25. Ne-Yo — The Year of the Gentleman
All R&B cats pander. If Ne-Yo’s more shameless than most, his compulsive flattery pays aesthetic dividends: The more precisely he describes the targets of his adoration, the sharper his songwriting. On “Miss Independent,” a professional lady’s ability to pay her bills on time gets him hot, while “Single” goes all to all the gals whose boring-ass men wouldn’t come out to the club. And “Why Does She Stay” is so heartfelt a profession of unworthiness you might even forget to ask why he doesn’t just shut up and do the damn dishes already. Just when the pedestal-propping gets too much, “Mad” enters into an argument with an actual, un-idealized woman.
24. Nas — Untitled
His beats aren’t always the freshest, but they’re effective musical settings for a 35-year-old singer/songwriter adapting that lyric-first style to hip-hop rather than folk/rock. (They’re more focused than the music on the over-hyped DJ Green Lantern Presents: The Nigger Tape too). Whether calling out O’Reilly and company, admitting that “Fried Chicken” is killing him, or contradicting Pac about whether America is indeed ready for a “Black President,” Nas grapples with world events as he perceives them, and despite a paranoid rebel’s tendency to credit mysterious cabals and extraterrestrial intervention, Nas’s missteps show more heart than most of his peers’ great leaps forward. Sure, his politics can be confused, if not outright foolish. But they’re never doctrinaire. Also, he has politics.
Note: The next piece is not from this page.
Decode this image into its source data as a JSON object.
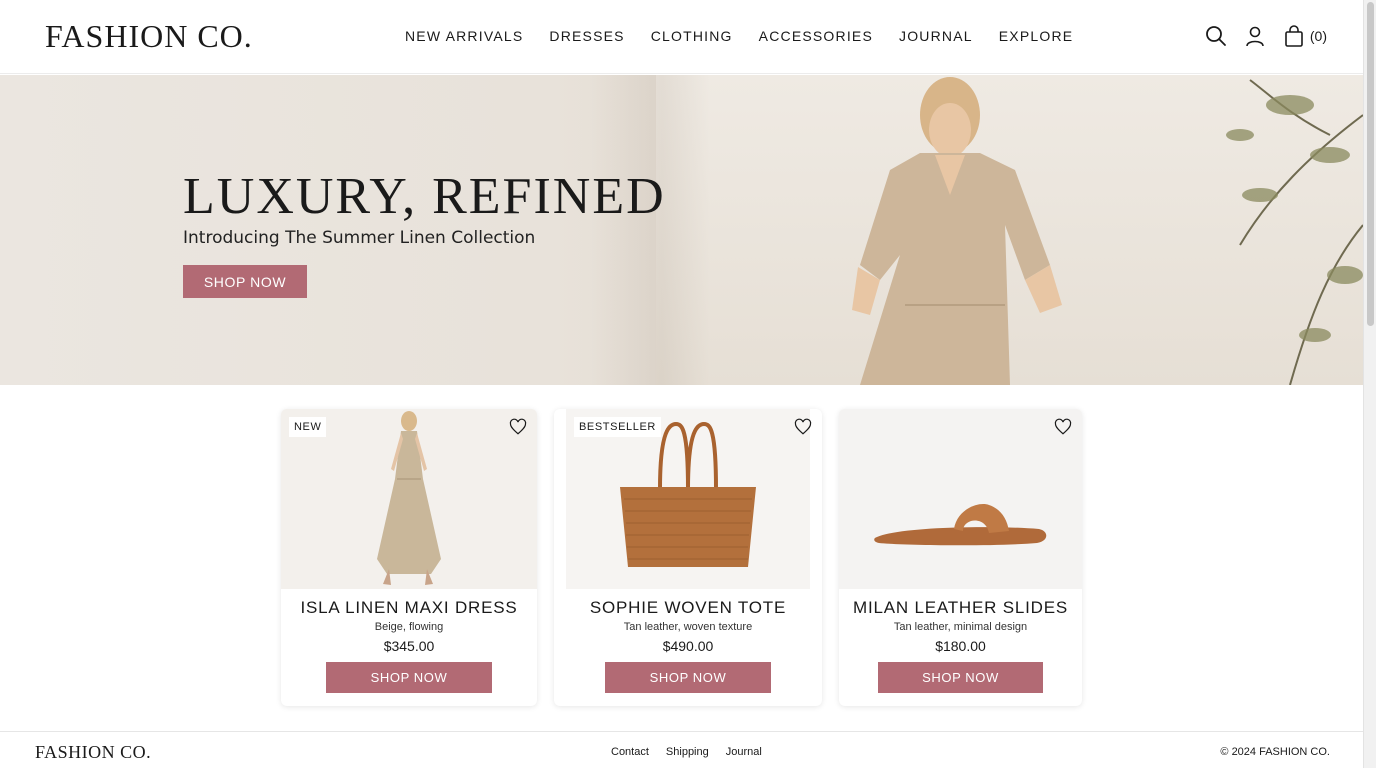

23. Titus Andronicus — The Airing of Grievances
Any band that follows “No Future Part One” with “No Future Part Two: The Days After No Future” knows how to play punk nihilism for laughs. Patrick Stickles blurts callow, often funny questions about God, parents, love and mortality as a grand phalanx of four (or more) guitars chases him through compositions sprawling enough to allow room for a fancy hammer-on mid-section and a harmonica-wheezing intro that totally rips off Springsteen’s “The Promised Land.” And “Titus Andronicus” encapsulates their worst fears. Prior to a singalong chorus of “Your life is over,” they list off the creature comforts death denies you: no more cigarettes, sex, drunkenness, and — what? “No more indie rock!”? Jeez, these guys aren’t kidding around.
22. Toumast — Ishumar
Tuareg desert blues was the decade’s most reliable motherlode of newly recorded Afropop. Thriving on nuance rather than novelty, favoring group creation over star power, the circular guitars and trancey call-and-response flirted with all-sounds-the-same. But if practically any Tinariwen, Tartit, or Erin Finatawa disc you happened upon would expose you to this music’s essential pleasures, Ishumar does likewise while sounding ever-so-slightly less all-the-same than the rest. Between the distinctive guitar licks of Moussa Ag Keyna and carefully arranged touches of French producer Dan Levy, you can almost pretend this is pop music.
21. Santogold — Santogold
It says less about the singer than the times that Santi White struck some as an oddball pop revolutionary. With help from old M.I.A. hands Switch and Diplo, Santogold (later, for legal reasons, Santigold) and musical partner John Hill sublimate the professional frustrations of an industry malcontent into a defiant posture of individual creativity, providing just enough context for their neo-new-wave. Ingenious vocal affectations temper tuneful abrasion, and angular electrobeats dare you to mistake ’em for R&B. That Santogold’s hits came to nest so comfortably within TV commercials says even more about the times–at the very least, that “oddball pop revolutionary” is an under-marketed brand.